▶ [Requirement] The records below should be set down in full, please, without any change.

Dataset excerpts START

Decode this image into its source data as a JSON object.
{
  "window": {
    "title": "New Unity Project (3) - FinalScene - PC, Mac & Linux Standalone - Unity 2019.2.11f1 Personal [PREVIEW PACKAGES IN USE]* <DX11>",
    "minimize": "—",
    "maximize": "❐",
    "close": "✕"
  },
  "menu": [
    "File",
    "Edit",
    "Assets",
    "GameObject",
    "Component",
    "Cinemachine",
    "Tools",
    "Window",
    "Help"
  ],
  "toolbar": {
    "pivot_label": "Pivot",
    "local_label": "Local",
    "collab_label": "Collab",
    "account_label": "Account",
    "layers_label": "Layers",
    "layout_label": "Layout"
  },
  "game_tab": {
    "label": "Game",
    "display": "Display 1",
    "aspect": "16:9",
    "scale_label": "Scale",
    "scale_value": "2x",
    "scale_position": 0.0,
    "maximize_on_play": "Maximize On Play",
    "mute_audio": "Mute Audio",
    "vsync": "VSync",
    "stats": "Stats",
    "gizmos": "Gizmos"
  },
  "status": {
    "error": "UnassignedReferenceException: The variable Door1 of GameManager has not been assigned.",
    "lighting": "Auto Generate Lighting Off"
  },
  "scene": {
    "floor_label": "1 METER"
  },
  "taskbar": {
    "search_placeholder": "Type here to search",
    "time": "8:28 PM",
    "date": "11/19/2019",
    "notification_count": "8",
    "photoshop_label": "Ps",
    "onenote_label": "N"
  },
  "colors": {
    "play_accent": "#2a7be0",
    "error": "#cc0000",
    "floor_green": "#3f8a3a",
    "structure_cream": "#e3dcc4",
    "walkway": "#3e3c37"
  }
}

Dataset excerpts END

▶ [Output for this task]
Decode this image into its source data as a JSON object.
{
  "window": {
    "title": "New Unity Project (3) - FinalScene - PC, Mac & Linux Standalone - Unity 2019.2.11f1 Personal [PREVIEW PACKAGES IN USE]* <DX11>",
    "minimize": "—",
    "maximize": "❐",
    "close": "✕"
  },
  "menu": [
    "File",
    "Edit",
    "Assets",
    "GameObject",
    "Component",
    "Cinemachine",
    "Tools",
    "Window",
    "Help"
  ],
  "toolbar": {
    "pivot_label": "Pivot",
    "local_label": "Local",
    "collab_label": "Collab",
    "account_label": "Account",
    "layers_label": "Layers",
    "layout_label": "Layout"
  },
  "game_tab": {
    "label": "Game",
    "display": "Display 1",
    "aspect": "16:9",
    "scale_label": "Scale",
    "scale_value": "2x",
    "scale_position": 0.0,
    "maximize_on_play": "Maximize On Play",
    "mute_audio": "Mute Audio",
    "vsync": "VSync",
    "stats": "Stats",
    "gizmos": "Gizmos"
  },
  "status": {
    "error": "UnassignedReferenceException: The variable Door1 of GameManager has not been assigned.",
    "lighting": "Auto Generate Lighting Off"
  },
  "scene": {
    "floor_label": "1 METER"
  },
  "taskbar": {
    "search_placeholder": "Type here to search",
    "time": "8:28 PM",
    "date": "11/19/2019",
    "notification_count": "8",
    "photoshop_label": "Ps",
    "onenote_label": "N"
  },
  "colors": {
    "play_accent": "#2a7be0",
    "error": "#cc0000",
    "floor_green": "#3f8a3a",
    "structure_cream": "#e3dcc4",
    "walkway": "#3e3c37"
  }
}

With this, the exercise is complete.